Contemporary World Studies (one semester) How can we understand the world around us and the evolving threads of politics, culture, and economies that tie us together? This course is an introduction to globalization and its impact on the world: Europe, Latin America, Africa, the Middle East, the Pacific, and Asia. It orients students to the ties between nation states in each region; historical, geographical and economic factors that encompass each place; and the intersection of ethnic, cultural, and religious populations. At the conclusion of this course, students are well-placed to understand the currents of world politics and the relationship between America and the world around her. While the course focus is on the 20th and 21st centuries, students will delve further into the past to provide important contextual narratives.
Philosophy & Ethics (college prep & honors) (one semester)
This course is designed to introduce students to the discipline of Philosophy and its key questions. Through a selection of core readings, students will consider six key Philosophical Questions: Is there a God? What can I know? Is there free will? What are ethics? What is the meaning of life and death? and What is Political Philosophy? by looking at the answers provided by philosophers such as Socrates, Rene Descartes, Plato, T. H. Huxley, Bertrand Russell, Jean Paul Sartre, and John Stuart Mill. This class is designed so that students can appreciate Philosophy as a living discipline. Contemporary authors will be considered, such as Richard Dawkins, Peter Singer, and Bruce Russell. Students will not only be able to appreciate the nature of philosophical enquiries but also learn the techniques of philosophical reasoning through logic and argument.
Social Justice (semester)
This social justice elective begins with the premise that knowledge is a means of engagement and empowerment. While some review of theory and history will provide a contextual framework, the emphasis will remain with readings of accounts by selected individuals, such as Martin Luther King Jr., Malcolm X, Mahatma Gandhi, Susan B. Anthony, Nelson Mandela, and Cesar Chavez. Particular attention will be paid to scale development within movements and strategies. Specific eras in the expansion of civil and human rights will be examined through the lens of Malcolm Gladwell’s concept of the ‘tipping point’ and James Lawson’s framework for nonviolent action.

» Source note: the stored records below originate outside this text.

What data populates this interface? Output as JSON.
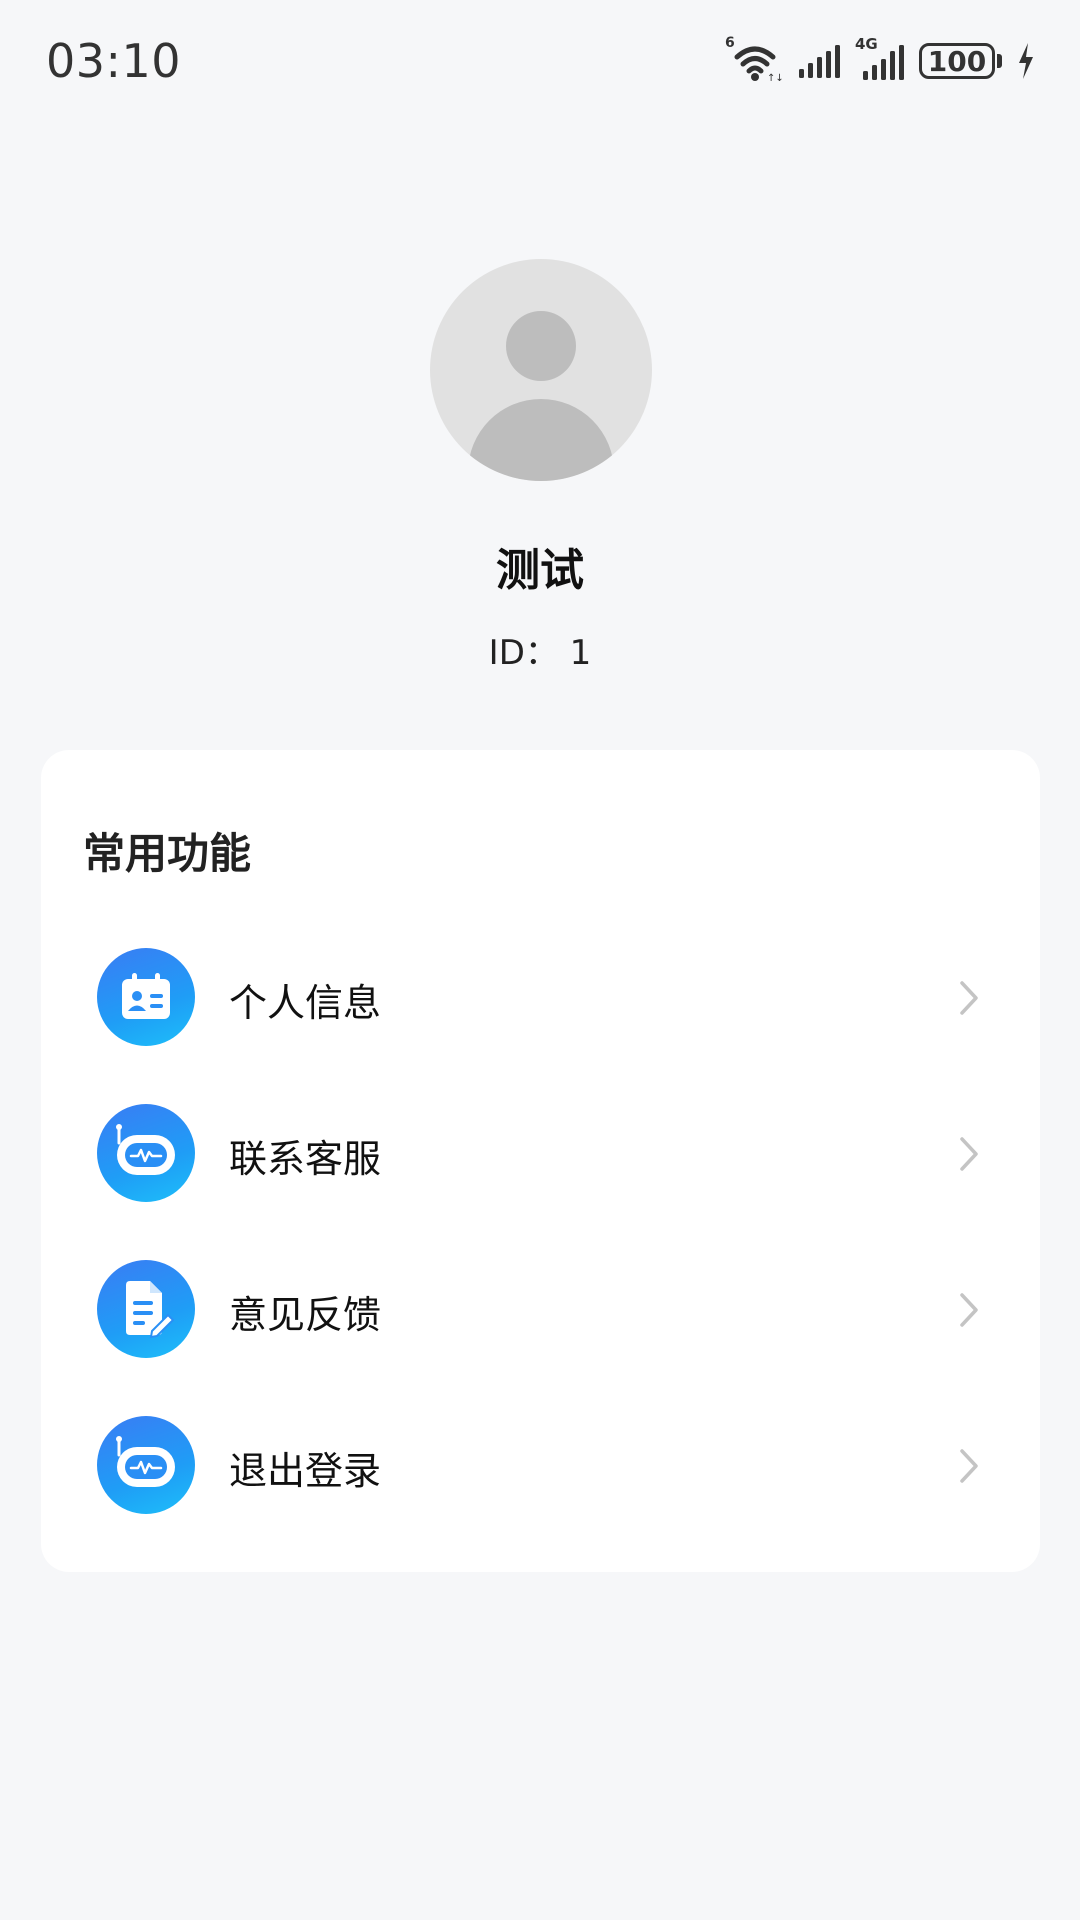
{
  "status_bar": {
    "time": "03:10",
    "wifi_badge": "6",
    "network_label": "4G",
    "battery_level": "100"
  },
  "profile": {
    "name": "测试",
    "id_text": "ID：  1"
  },
  "functions_card": {
    "title": "常用功能",
    "items": [
      {
        "label": "个人信息",
        "icon": "id-card-icon"
      },
      {
        "label": "联系客服",
        "icon": "robot-icon"
      },
      {
        "label": "意见反馈",
        "icon": "document-edit-icon"
      },
      {
        "label": "退出登录",
        "icon": "robot-icon"
      }
    ]
  },
  "colors": {
    "background": "#f6f7f9",
    "card": "#ffffff",
    "icon_gradient_start": "#3a7cf4",
    "icon_gradient_end": "#1dbff9",
    "chevron": "#c4c4c4"
  }
}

Sociology is the systematic study of the groups and societies in which people live. In this introductory course, we examine and analyze how social structures and cultures are created, maintained, and most importantly, how they affect behavior. The course examines social stratification, deviance, education, and race and ethnicity seeking what we can conclude about our social systems. As students deconstruct the social interactions and behaviors, they study what theory and research can tell about human social behavior.
US History Through Film
The study of US History through film engages students with two key elements: the history of film as a popular medium, and history on film. Spanning the twentieth and early twenty-first centuries, this course investigates the relationship between ‘popular’ and ‘academic’ memory as represented through historical film as well as the social and political commentaries that directors make through their work.
In this course, students acquire a basic understanding of the history and ideologies of the major world religions, including Hinduism, Buddhism, Confucianism, Taoism, Islam, Judaism, and Christianity. This course will provide students with knowledge of the historical development of each religion as well as the sacred texts and ethical principles specific to each faith. Other topics such as death and the afterlife, and concepts of divinity within each faith perspective will be covered.